Other phenomena with may be referred to by this term, such as dust devils, tornadoes, and tropical and extratropical systems. The opposite of an anticyclone or a high pressure system.
Instead of flowing down the gradient, the air tends to flow perpendicular to the air-pressure gradient and forms a cyclonic flow. This is an example of a more general case of geostrophic flow in which air flows along isobars.
"Cyclogenesis" may refer to the birth of a cyclone or the intensification of (counterclockwise circulation) around a low pressure system.
Vorticity - Spin of the air indicating rotation. Positive vorticity is cyclonic flow, while negative vorticity is anticyclonic.
Hurricanes generally seem to ride on the anticyclonic flow of the large oceanic highs, "recurving" to accompany them along coasts to the west. However, the paths of hurricanes are highly unpredictable for individual storms.

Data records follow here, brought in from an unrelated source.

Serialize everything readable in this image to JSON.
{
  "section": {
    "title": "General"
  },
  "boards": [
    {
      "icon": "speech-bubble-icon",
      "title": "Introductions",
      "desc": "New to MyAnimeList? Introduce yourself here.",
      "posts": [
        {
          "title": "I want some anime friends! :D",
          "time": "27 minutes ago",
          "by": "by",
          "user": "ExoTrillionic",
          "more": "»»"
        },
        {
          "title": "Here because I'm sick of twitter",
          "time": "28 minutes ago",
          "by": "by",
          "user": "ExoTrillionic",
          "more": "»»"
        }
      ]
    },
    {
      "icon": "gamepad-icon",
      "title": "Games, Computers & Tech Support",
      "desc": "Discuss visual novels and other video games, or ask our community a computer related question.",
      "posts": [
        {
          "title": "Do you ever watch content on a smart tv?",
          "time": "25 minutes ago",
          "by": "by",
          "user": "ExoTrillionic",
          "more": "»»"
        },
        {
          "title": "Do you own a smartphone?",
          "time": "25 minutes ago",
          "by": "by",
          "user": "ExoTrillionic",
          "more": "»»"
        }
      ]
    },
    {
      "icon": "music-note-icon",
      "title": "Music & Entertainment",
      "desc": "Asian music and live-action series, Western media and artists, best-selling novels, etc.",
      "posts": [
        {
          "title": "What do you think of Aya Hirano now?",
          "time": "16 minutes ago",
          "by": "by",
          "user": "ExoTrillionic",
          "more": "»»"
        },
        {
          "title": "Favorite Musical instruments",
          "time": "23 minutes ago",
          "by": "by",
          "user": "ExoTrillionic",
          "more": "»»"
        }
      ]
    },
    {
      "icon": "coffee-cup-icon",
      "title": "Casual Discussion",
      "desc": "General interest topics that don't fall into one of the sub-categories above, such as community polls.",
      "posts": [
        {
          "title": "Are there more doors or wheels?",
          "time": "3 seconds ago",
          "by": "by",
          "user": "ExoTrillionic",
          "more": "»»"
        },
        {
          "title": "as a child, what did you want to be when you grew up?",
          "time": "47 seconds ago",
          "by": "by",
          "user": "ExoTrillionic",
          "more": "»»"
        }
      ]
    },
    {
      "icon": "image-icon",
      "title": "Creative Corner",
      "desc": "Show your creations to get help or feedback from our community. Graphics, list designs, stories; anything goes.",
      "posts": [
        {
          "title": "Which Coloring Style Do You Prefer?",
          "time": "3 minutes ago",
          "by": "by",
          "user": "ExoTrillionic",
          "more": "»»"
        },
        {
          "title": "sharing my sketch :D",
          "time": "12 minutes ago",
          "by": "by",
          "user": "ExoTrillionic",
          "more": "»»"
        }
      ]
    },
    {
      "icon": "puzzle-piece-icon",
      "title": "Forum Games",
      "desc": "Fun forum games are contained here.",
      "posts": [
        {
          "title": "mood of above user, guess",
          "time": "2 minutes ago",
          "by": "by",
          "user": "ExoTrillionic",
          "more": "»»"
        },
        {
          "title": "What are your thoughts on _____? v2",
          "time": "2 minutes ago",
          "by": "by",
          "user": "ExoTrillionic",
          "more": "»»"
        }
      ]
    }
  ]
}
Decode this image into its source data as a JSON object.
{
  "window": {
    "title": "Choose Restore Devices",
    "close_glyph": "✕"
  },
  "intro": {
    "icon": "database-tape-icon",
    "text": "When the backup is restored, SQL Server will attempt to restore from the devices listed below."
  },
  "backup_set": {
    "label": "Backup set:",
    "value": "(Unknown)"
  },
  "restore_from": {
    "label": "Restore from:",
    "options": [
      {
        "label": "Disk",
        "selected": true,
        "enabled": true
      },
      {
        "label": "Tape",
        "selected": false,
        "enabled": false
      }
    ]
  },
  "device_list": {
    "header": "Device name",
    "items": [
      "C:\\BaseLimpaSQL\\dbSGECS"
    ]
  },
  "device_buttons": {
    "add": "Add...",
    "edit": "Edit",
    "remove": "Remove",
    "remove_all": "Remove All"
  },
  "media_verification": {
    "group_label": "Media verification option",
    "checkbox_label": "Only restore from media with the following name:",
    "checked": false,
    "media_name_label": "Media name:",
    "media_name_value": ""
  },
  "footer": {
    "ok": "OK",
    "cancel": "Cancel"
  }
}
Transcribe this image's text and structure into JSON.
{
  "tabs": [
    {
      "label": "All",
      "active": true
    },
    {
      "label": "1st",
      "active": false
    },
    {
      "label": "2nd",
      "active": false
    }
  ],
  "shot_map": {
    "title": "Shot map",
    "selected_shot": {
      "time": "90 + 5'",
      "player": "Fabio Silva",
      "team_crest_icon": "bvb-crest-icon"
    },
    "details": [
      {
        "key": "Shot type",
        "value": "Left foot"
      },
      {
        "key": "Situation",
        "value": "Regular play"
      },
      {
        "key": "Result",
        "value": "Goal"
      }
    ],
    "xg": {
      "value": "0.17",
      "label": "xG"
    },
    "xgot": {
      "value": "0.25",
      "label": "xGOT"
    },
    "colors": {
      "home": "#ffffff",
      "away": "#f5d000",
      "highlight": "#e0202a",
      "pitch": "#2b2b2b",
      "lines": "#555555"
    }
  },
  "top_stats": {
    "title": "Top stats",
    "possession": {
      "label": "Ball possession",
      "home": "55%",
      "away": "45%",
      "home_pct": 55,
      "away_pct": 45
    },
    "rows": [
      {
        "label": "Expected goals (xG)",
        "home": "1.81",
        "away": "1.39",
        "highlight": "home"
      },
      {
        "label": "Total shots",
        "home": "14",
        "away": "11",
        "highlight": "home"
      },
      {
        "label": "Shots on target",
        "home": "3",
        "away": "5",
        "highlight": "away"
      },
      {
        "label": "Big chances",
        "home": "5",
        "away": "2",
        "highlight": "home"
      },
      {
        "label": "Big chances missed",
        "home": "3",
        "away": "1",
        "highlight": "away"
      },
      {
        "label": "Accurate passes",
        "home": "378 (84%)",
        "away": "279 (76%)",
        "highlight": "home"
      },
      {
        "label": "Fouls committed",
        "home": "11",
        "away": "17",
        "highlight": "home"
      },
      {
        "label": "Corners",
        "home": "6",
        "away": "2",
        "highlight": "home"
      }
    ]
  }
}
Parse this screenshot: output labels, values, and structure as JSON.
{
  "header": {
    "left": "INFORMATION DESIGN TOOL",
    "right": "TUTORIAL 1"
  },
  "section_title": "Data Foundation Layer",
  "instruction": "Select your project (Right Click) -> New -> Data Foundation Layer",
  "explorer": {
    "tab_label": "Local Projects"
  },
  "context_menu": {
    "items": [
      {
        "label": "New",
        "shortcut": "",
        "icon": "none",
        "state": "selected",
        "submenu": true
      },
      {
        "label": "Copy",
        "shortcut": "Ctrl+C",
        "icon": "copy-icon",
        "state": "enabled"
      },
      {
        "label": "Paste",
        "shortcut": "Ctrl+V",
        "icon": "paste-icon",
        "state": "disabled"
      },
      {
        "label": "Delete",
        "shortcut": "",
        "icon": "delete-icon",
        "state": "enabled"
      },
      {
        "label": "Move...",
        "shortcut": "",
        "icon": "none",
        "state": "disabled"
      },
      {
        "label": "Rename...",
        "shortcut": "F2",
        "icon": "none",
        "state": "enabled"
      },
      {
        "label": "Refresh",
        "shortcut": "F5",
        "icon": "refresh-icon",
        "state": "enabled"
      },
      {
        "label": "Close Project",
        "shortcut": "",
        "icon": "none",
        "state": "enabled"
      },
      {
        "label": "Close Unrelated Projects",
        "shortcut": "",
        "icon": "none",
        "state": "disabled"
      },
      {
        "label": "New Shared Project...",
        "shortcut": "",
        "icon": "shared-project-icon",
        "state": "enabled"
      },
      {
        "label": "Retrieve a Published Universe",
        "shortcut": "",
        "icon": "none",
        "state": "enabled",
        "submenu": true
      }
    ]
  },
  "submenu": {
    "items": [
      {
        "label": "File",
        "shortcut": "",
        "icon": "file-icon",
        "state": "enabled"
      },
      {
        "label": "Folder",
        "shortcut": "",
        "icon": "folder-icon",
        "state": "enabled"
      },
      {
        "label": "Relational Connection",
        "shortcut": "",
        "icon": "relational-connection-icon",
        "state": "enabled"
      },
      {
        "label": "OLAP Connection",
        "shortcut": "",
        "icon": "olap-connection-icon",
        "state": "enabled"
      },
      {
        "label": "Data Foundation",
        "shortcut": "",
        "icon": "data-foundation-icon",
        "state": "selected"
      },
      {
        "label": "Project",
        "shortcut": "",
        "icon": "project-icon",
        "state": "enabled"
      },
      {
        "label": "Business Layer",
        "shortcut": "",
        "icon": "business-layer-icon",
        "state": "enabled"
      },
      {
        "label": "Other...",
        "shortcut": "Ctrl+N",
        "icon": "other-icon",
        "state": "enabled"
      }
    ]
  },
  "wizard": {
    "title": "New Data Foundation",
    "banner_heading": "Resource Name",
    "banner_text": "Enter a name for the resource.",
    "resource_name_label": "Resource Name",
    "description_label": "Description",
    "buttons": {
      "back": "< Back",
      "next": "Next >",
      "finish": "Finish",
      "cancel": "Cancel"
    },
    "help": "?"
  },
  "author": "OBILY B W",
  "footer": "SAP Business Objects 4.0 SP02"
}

See also: Cyclonic, Hemisphere, Norther, Water, Atmosphere